───── Dataset records

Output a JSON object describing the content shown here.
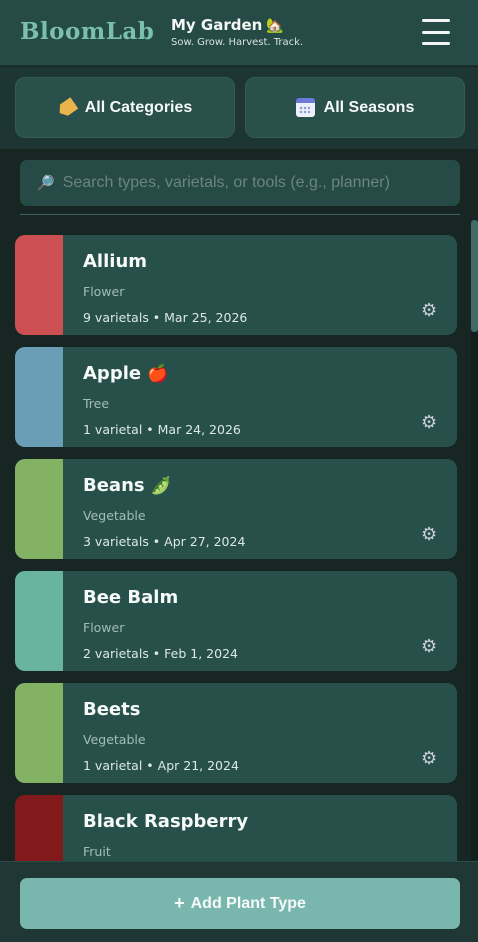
{
  "header": {
    "brand": "BloomLab",
    "garden_title": "My Garden",
    "garden_emoji": "🏡",
    "tagline": "Sow. Grow. Harvest. Track.",
    "menu_icon": "hamburger-menu-icon"
  },
  "filters": {
    "categories_label": "All Categories",
    "categories_icon": "tag-icon",
    "seasons_label": "All Seasons",
    "seasons_icon": "calendar-icon"
  },
  "search": {
    "icon": "🔎",
    "placeholder": "Search types, varietals, or tools (e.g., planner)",
    "value": ""
  },
  "plants": [
    {
      "name": "Allium",
      "emoji": "",
      "category": "Flower",
      "meta": "9 varietals • Mar 25, 2026",
      "color": "#cc4f51"
    },
    {
      "name": "Apple",
      "emoji": "🍎",
      "category": "Tree",
      "meta": "1 varietal • Mar 24, 2026",
      "color": "#6a9eb6"
    },
    {
      "name": "Beans",
      "emoji": "🫛",
      "category": "Vegetable",
      "meta": "3 varietals • Apr 27, 2024",
      "color": "#84b265"
    },
    {
      "name": "Bee Balm",
      "emoji": "",
      "category": "Flower",
      "meta": "2 varietals • Feb 1, 2024",
      "color": "#69b49c"
    },
    {
      "name": "Beets",
      "emoji": "",
      "category": "Vegetable",
      "meta": "1 varietal • Apr 21, 2024",
      "color": "#84b265"
    },
    {
      "name": "Black Raspberry",
      "emoji": "",
      "category": "Fruit",
      "meta": "",
      "color": "#821a1b"
    }
  ],
  "gear_glyph": "⚙",
  "add_button": {
    "plus": "+",
    "label": "Add Plant Type"
  }
}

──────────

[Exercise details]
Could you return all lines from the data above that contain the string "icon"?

[Result of this task]
    "menu_icon": "hamburger-menu-icon"
    "categories_icon": "tag-icon",
    "seasons_icon": "calendar-icon"
    "icon": "🔎",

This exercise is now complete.